Exercise goal:
Scan the material below for lines with the word "JSON". Reply with the count and no other words.

The records:
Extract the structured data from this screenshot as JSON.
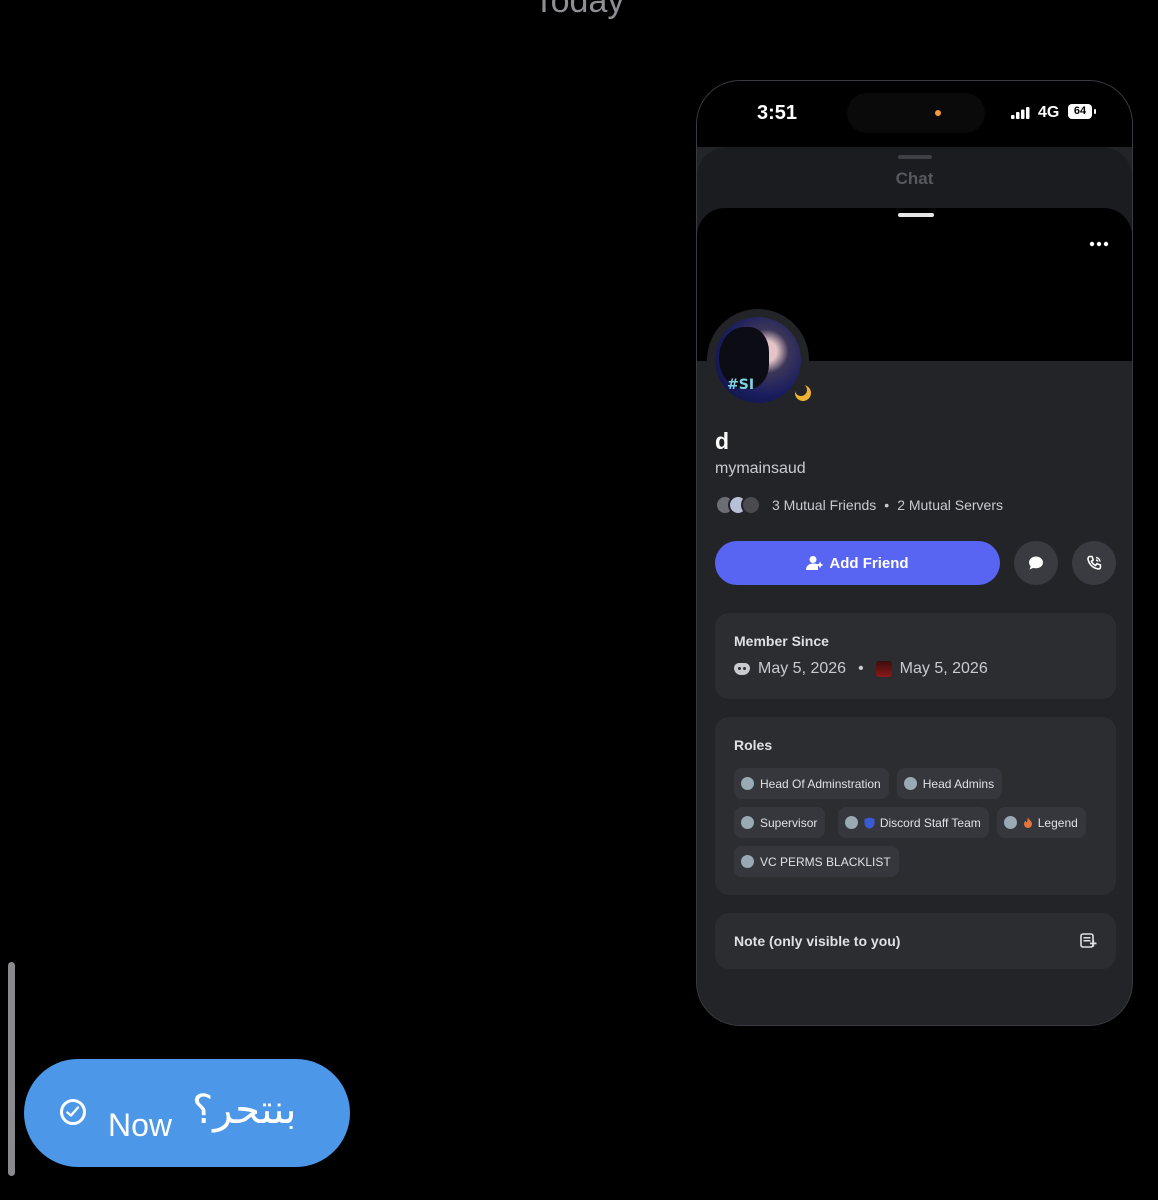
{
  "header": {
    "date_divider": "Today"
  },
  "message": {
    "text": "بنتحر؟",
    "time": "Now",
    "status_icon": "check-circle-icon"
  },
  "phone": {
    "status_bar": {
      "time": "3:51",
      "network": "4G",
      "battery": "64"
    },
    "chat_label": "Chat",
    "profile": {
      "display_name": "d",
      "username": "mymainsaud",
      "avatar_tag": "#SI",
      "mutual_friends": "3 Mutual Friends",
      "mutual_servers": "2 Mutual Servers",
      "separator": "•",
      "add_friend_label": "Add Friend",
      "member_since": {
        "title": "Member Since",
        "discord_date": "May 5, 2026",
        "server_date": "May 5, 2026"
      },
      "roles": {
        "title": "Roles",
        "items": [
          {
            "label": "Head Of Adminstration",
            "emoji": ""
          },
          {
            "label": "Head Admins",
            "emoji": ""
          },
          {
            "label": "Supervisor",
            "emoji": ""
          },
          {
            "label": "Discord Staff Team",
            "emoji": "shield"
          },
          {
            "label": "Legend",
            "emoji": "fire"
          },
          {
            "label": "VC PERMS BLACKLIST",
            "emoji": ""
          }
        ]
      },
      "note_label": "Note (only visible to you)"
    }
  },
  "colors": {
    "accent": "#5865f2",
    "bubble": "#4c97e8",
    "idle_status": "#f0b232"
  }
}
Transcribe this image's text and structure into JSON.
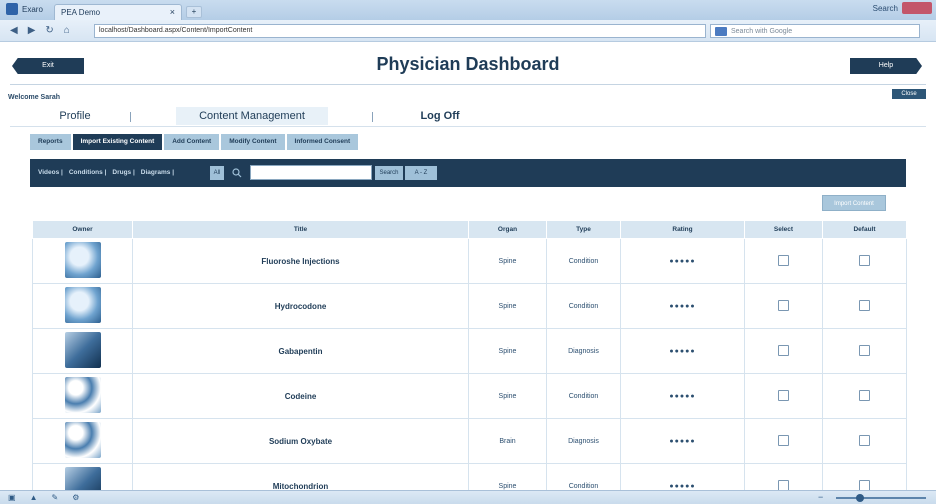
{
  "browser": {
    "app_name": "Exaro",
    "tab_title": "PEA Demo",
    "tab_close": "×",
    "new_tab": "+",
    "address": "localhost/Dashboard.aspx/Content/ImportContent",
    "web_search_placeholder": "Search with Google",
    "window_label": "Search"
  },
  "header": {
    "title": "Physician Dashboard",
    "prev_label": "Exit",
    "next_label": "Help"
  },
  "welcome": "Welcome Sarah",
  "close_label": "Close",
  "main_menu": [
    "Profile",
    "Content Management",
    "Log Off"
  ],
  "sub_tabs": [
    {
      "label": "Reports",
      "active": false
    },
    {
      "label": "Import Existing Content",
      "active": true
    },
    {
      "label": "Add Content",
      "active": false
    },
    {
      "label": "Modify Content",
      "active": false
    },
    {
      "label": "Informed Consent",
      "active": false
    }
  ],
  "filters": {
    "links": [
      "Videos |",
      "Conditions |",
      "Drugs |",
      "Diagrams |"
    ],
    "all_label": "All",
    "search_value": "",
    "search_label": "Search",
    "az_label": "A - Z"
  },
  "import_label": "Import Content",
  "table": {
    "headers": [
      "Owner",
      "Title",
      "Organ",
      "Type",
      "Rating",
      "Select",
      "Default"
    ],
    "rows": [
      {
        "thumb": "hands",
        "title": "Fluoroshe Injections",
        "organ": "Spine",
        "type": "Condition",
        "rating": "●●●●●"
      },
      {
        "thumb": "hands",
        "title": "Hydrocodone",
        "organ": "Spine",
        "type": "Condition",
        "rating": "●●●●●"
      },
      {
        "thumb": "doctor",
        "title": "Gabapentin",
        "organ": "Spine",
        "type": "Diagnosis",
        "rating": "●●●●●"
      },
      {
        "thumb": "people",
        "title": "Codeine",
        "organ": "Spine",
        "type": "Condition",
        "rating": "●●●●●"
      },
      {
        "thumb": "people",
        "title": "Sodium Oxybate",
        "organ": "Brain",
        "type": "Diagnosis",
        "rating": "●●●●●"
      },
      {
        "thumb": "doctor",
        "title": "Mitochondrion",
        "organ": "Spine",
        "type": "Condition",
        "rating": "●●●●●"
      }
    ]
  },
  "icons": {
    "back": "back-arrow-icon",
    "forward": "forward-arrow-icon",
    "refresh": "refresh-icon",
    "home": "home-icon",
    "search": "search-icon"
  },
  "colors": {
    "primary_dark": "#1f3c57",
    "accent_light": "#a9c7dc",
    "table_header": "#d8e6f1"
  }
}
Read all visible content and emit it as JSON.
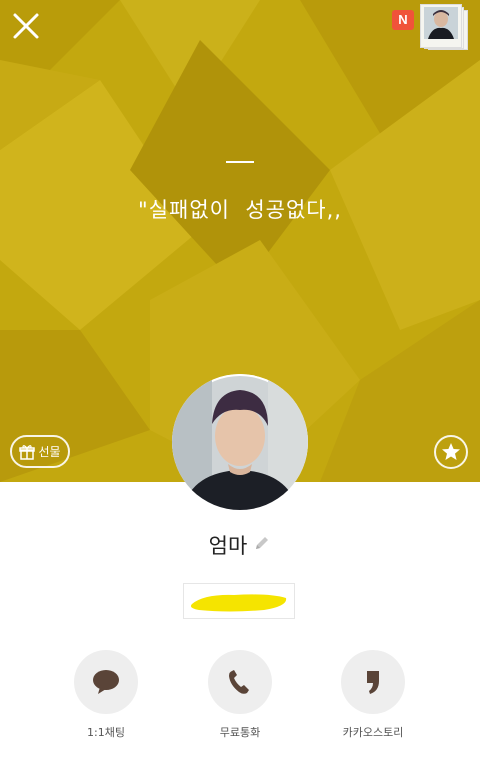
{
  "profile": {
    "status_message": "\"실패없이  성공없다,,",
    "name": "엄마",
    "phone_number_redacted": ""
  },
  "header": {
    "news_badge": "N"
  },
  "buttons": {
    "gift_label": "선물"
  },
  "actions": [
    {
      "label": "1:1채팅",
      "icon": "speech-bubble-icon"
    },
    {
      "label": "무료통화",
      "icon": "phone-icon"
    },
    {
      "label": "카카오스토리",
      "icon": "quote-mark-icon"
    }
  ],
  "colors": {
    "cover_background": "#c3a80f",
    "badge": "#f0533a",
    "icon_brown": "#5a4438",
    "highlight_yellow": "#f5e400"
  }
}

Finished exercise:
3